Interface dataset entries

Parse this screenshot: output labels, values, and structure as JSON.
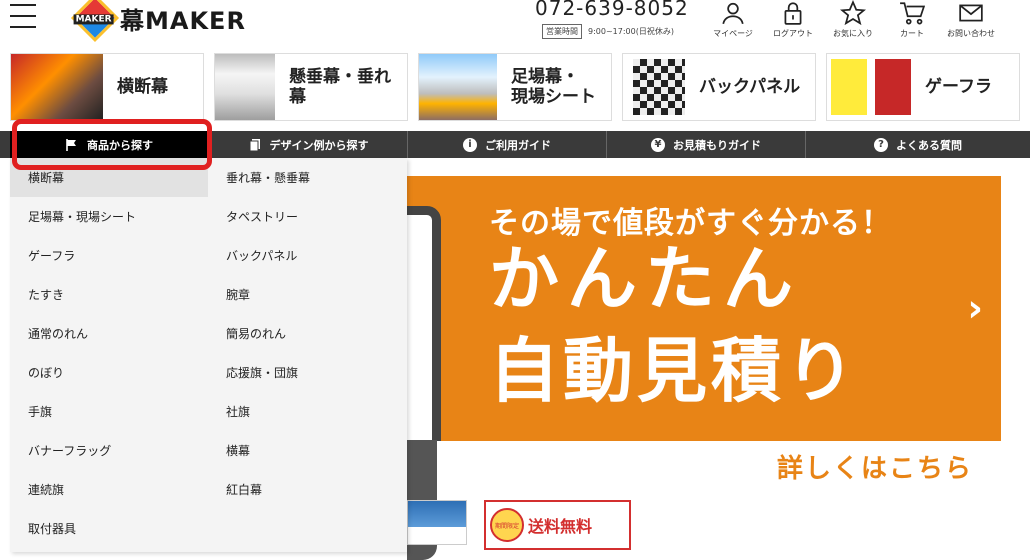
{
  "header": {
    "logo_text": "幕MAKER",
    "logo_badge": "MAKER",
    "phone": "072-639-8052",
    "hours_tag": "営業時間",
    "hours": "9:00~17:00(日祝休み)",
    "utility": [
      {
        "label": "マイページ",
        "icon": "person-icon"
      },
      {
        "label": "ログアウト",
        "icon": "lock-icon"
      },
      {
        "label": "お気に入り",
        "icon": "star-icon"
      },
      {
        "label": "カート",
        "icon": "cart-icon"
      },
      {
        "label": "お問い合わせ",
        "icon": "mail-icon"
      }
    ]
  },
  "categories": [
    {
      "label": "横断幕"
    },
    {
      "label": "懸垂幕・垂れ幕"
    },
    {
      "label": "足場幕・\n現場シート"
    },
    {
      "label": "バックパネル"
    },
    {
      "label": "ゲーフラ"
    }
  ],
  "nav": [
    {
      "label": "商品から探す",
      "icon": "flag-icon"
    },
    {
      "label": "デザイン例から探す",
      "icon": "copy-icon"
    },
    {
      "label": "ご利用ガイド",
      "icon": "info-icon"
    },
    {
      "label": "お見積もりガイド",
      "icon": "yen-icon"
    },
    {
      "label": "よくある質問",
      "icon": "question-icon"
    }
  ],
  "dropdown": {
    "items": [
      "横断幕",
      "垂れ幕・懸垂幕",
      "足場幕・現場シート",
      "タペストリー",
      "ゲーフラ",
      "バックパネル",
      "たすき",
      "腕章",
      "通常のれん",
      "簡易のれん",
      "のぼり",
      "応援旗・団旗",
      "手旗",
      "社旗",
      "バナーフラッグ",
      "横幕",
      "連続旗",
      "紅白幕",
      "取付器具",
      ""
    ]
  },
  "hero": {
    "sub": "その場で値段がすぐ分かる！",
    "big1": "かんたん",
    "big2": "自動見積り",
    "arrow": "›",
    "link": "詳しくはこちら"
  },
  "promo": {
    "ship_text": "送料無料",
    "burst_text": "期間限定"
  },
  "colors": {
    "accent_orange": "#e88416",
    "nav_bg": "#3a3a3a",
    "highlight_red": "#e02020"
  }
}
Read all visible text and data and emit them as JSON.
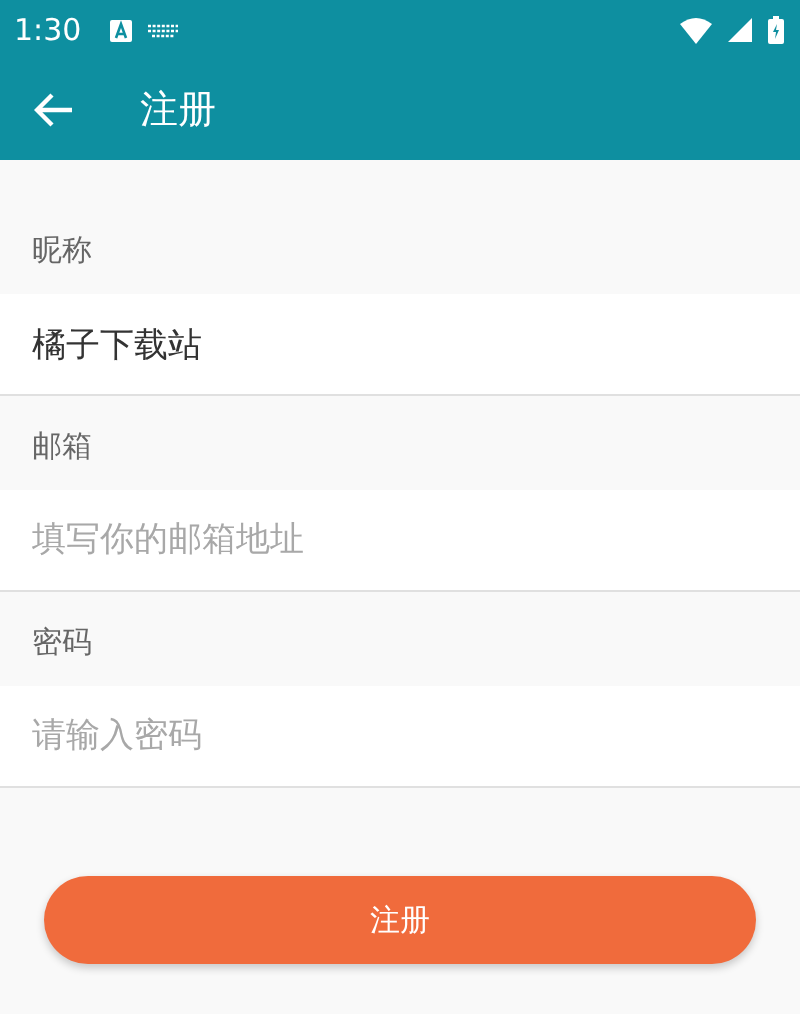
{
  "status_bar": {
    "time": "1:30"
  },
  "toolbar": {
    "title": "注册"
  },
  "fields": [
    {
      "label": "昵称",
      "value": "橘子下载站"
    },
    {
      "label": "邮箱",
      "placeholder": "填写你的邮箱地址"
    },
    {
      "label": "密码",
      "placeholder": "请输入密码"
    }
  ],
  "submit_button": "注册"
}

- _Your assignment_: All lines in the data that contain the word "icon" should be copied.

- _Reply_:
        "icon": "person-icon"
        "icon": "lock-icon"
        "icon": "star-icon"
        "icon": "cart-icon"
        "icon": "mail-icon"
      "icon": "flag-icon"
      "icon": "copy-icon"
      "icon": "info-icon"
      "icon": "yen-icon"
      "icon": "question-icon"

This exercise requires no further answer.